After examination, it was found that the mice that were exposed to e-cigarette vapor with nicotine, presented an increase in lung cytokine and protease expression, as well as mucin staining in the airways and other conditions that affected their respiratory system. The vehicle (50% VG and 50%PG) didn’t have any effect, but according to the results of the study, e-cigarettes caused emphysema and airway hyperreactivity. The abstract was published on the official website of the ERS and came to the conclusion that the study showed for the first time that e-cigarette exposure could lead to asthma and emphysema.
Back in 2014, when the study was originally presented, the information about it was scarce. While the conclusion raised concerns among e-cigarette users, the truth is that there was a lack of further details about how the research was carried. The research contradicted the findings of previous studies that found improvement on the symptoms and lung functions of people who replaced traditional tobacco cigarettes with electronic cigarettes. Even after the study, new research has also suggested that e-cigarettes could improve the general health of smokers who opted for them as an alternative to analogue cigarettes.
In fact, a recent study conducted by a team lead by Professor Ricardo Polosa at the University of Catania, Italy, concluded that electronic cigarettes could be an effective aid for asthmatic smokers who want to quit and that these devices can also help to reverse the harm of subjective and objective asthma outcomes.
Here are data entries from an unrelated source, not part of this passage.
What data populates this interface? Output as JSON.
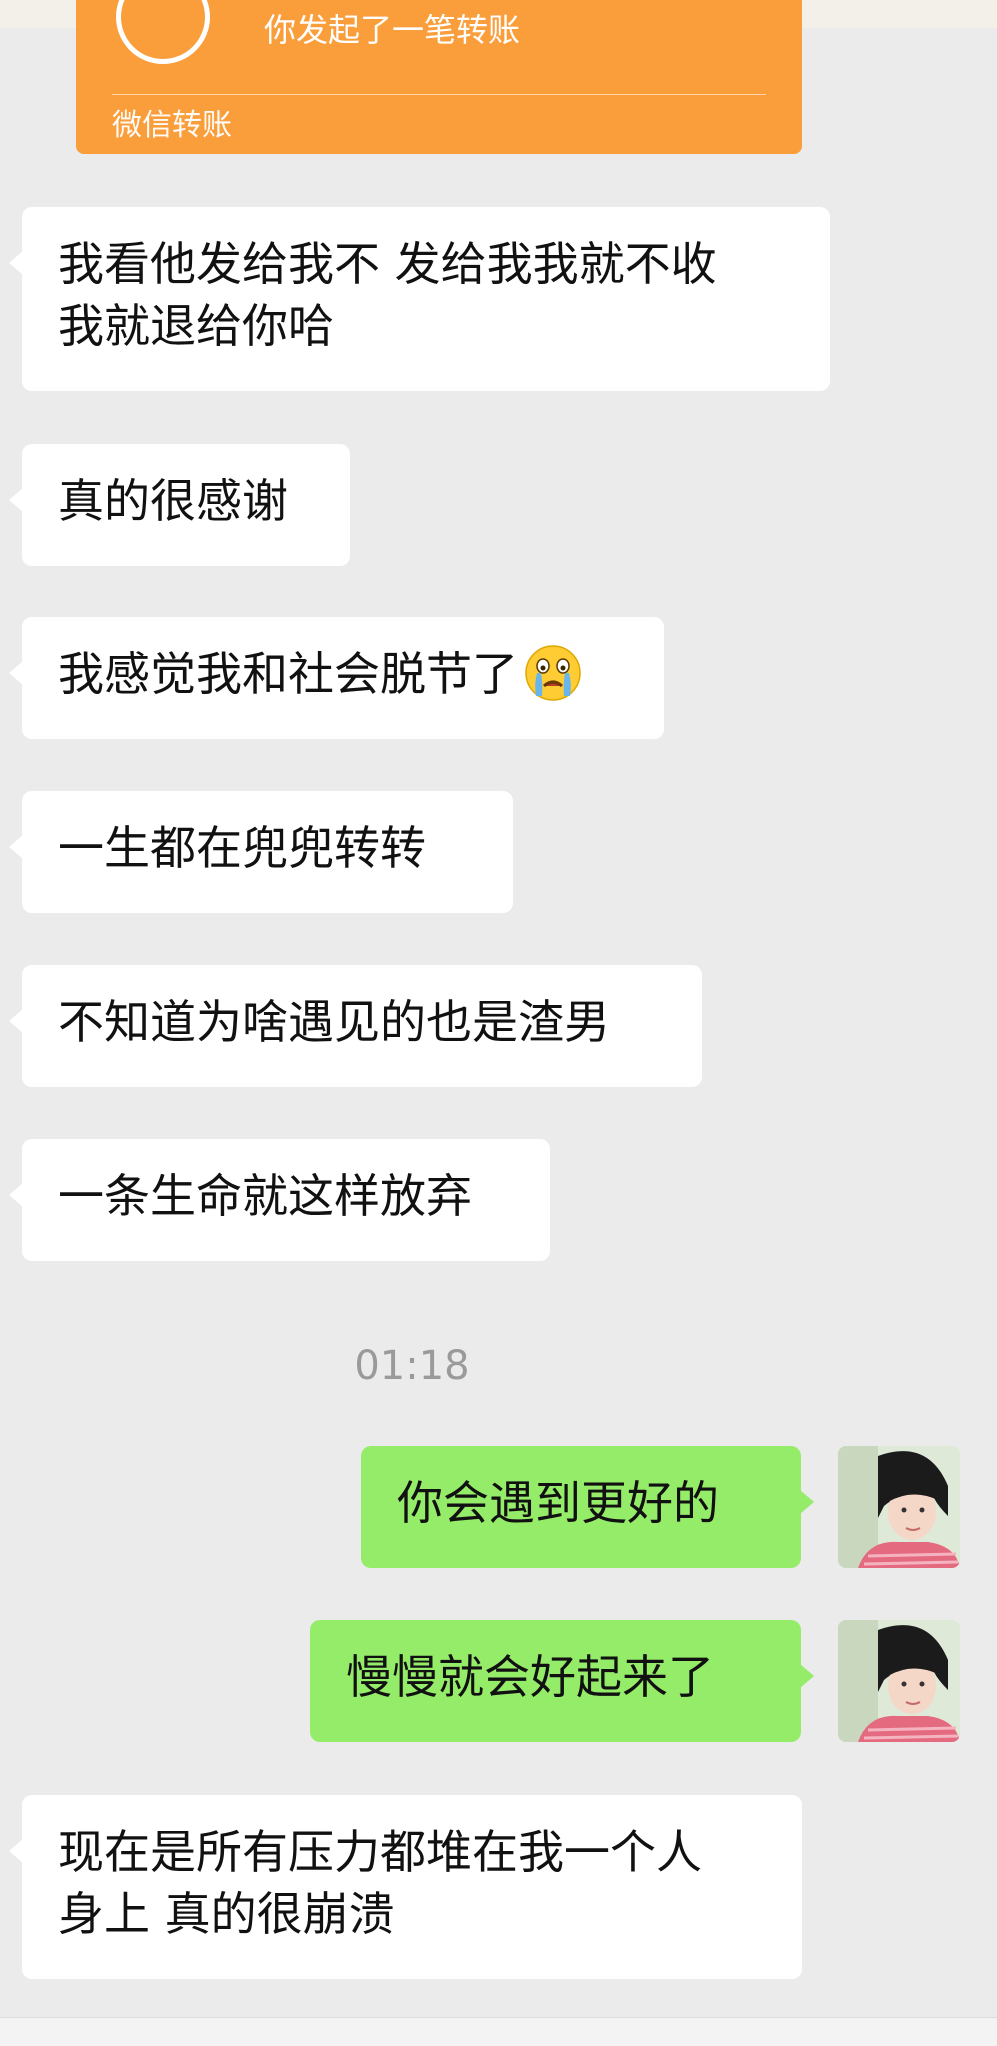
{
  "transfer": {
    "title": "你发起了一笔转账",
    "footer": "微信转账"
  },
  "messages": [
    {
      "text": "我看他发给我不 发给我我就不收\n我就退给你哈"
    },
    {
      "text": "真的很感谢"
    },
    {
      "text": "我感觉我和社会脱节了"
    },
    {
      "text": "一生都在兜兜转转"
    },
    {
      "text": "不知道为啥遇见的也是渣男"
    },
    {
      "text": "一条生命就这样放弃"
    },
    {
      "text": "你会遇到更好的"
    },
    {
      "text": "慢慢就会好起来了"
    },
    {
      "text": "现在是所有压力都堆在我一个人\n身上 真的很崩溃"
    }
  ],
  "emoji": {
    "name": "crying-face-icon"
  },
  "timestamp": "01:18",
  "colors": {
    "background": "#ebebeb",
    "incoming_bubble": "#ffffff",
    "outgoing_bubble": "#95ec69",
    "transfer_card": "#fa9e3b",
    "timestamp_text": "#9a9a9a"
  }
}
The study focused on the changed in the health condition and respiratory function of 18 smokers with mild to moderate asthma, whi switched to electronic cigarettes. The study compared the condition of the group, before switching to e-cigarettes with the results obtained at follow-up visits at 6, 12 and 24 months.
Many health experts have referred to the potential of electronic cigarettes to save lives, but the European Respiratory Society has followed the approach of the World Health Organization, and stated that it has concerns about the use of e-cigarettes. While they recognized that e-cigarettes seem less harmful to health than tobacco cigarettes, in an official statement, the organization said that since the long-term effect of electronic cigarettes is not well documented at this time, “ERS believes that the precautionary principle should be applied when scientific evidence is inconclusive”. In the meantime, the devastating effects of tobacco are widely recognized and for many, e-cigarettes represent an alternative that could prevent many of the millions of deaths caused by tobacco cigarettes each year.